Mostly the book is just extremely overwrought. I imagine it would have some appeal to people who themselves were/are servers, but there's both too much book (at 350 pages) and yet not enough plot to be truly enjoyable.
What this book is not:
It is not an inside look into the secrets of Union Square Cafe, one of Manhattan's top restaurants. The protagonist isn't ever in the kitchen. Also, it is not a "small-town girl struggles with the big city but stays true to herself so she can conquer her career and get the dreamy guy" book. It is definitely not a beach read.
What this book is:
An exceptionally well-written story of a smart but very troubled woman struggling to establish a life and make personal connections, and mostly failing. She comes of age the hard way, taking her lumps brought on by bad decisions and a toxic environment. She lacks the family support many take for granted, and her loneliness is expressed on almost every page. The pain and dysfunction are so intimately rendered, I would be shocked if the author didn't live much of it herself.
Some reviewers have criticized the lack of development of supporting characters, notably the love interest, Jake. This may be a valid critique, but I am going to argue that this may by intentional by the author. A central struggle in this book is the narrator's inability to form true, enduring interpersonal connections that extend beyond the moment, despite her desperation to do just that. The secondary characters are seen through the narrator's eyes, she never gets to see their hidden selves. The aren't well developed because they never let her in.
Some reviewers have also complained that there are no likable characters. If you need a hero protagonist who does always the right thing, this is not the book for you - this a grown-up book with realistic people, who (gasp!) make bad decisions. There are multiple accounts of drug use and sex, and if reading about that upsets you, then this won't be for you. But this is not a book about drugs or sex, and both appear realistically, not gratuitously.

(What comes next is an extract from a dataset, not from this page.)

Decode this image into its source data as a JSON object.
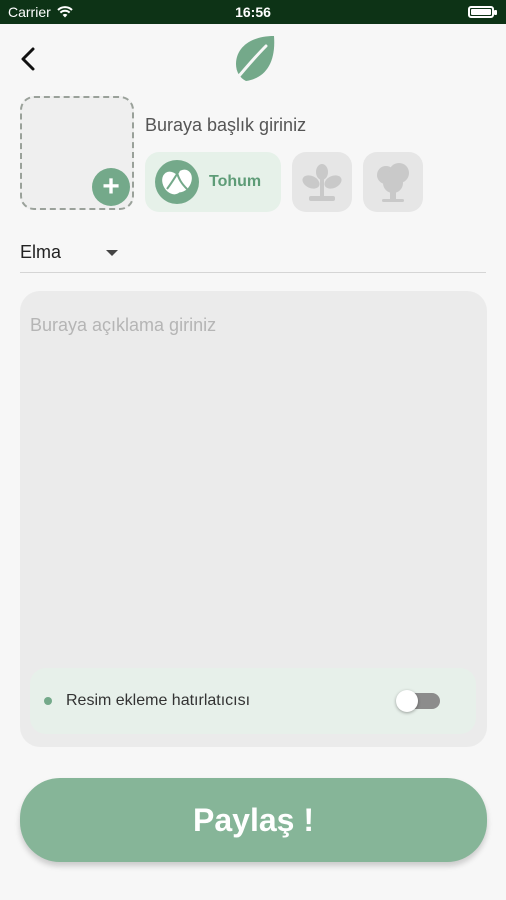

Not every book is for every person. I loved this book, and will be thinking about it for a long time.
Sweetbitter proves one of my mother's old adages: Never marry a cop or a bartender. Highly recommend.
"Sweet bitter" was totally "bitter" with very little "sweet" substance to redeem itself.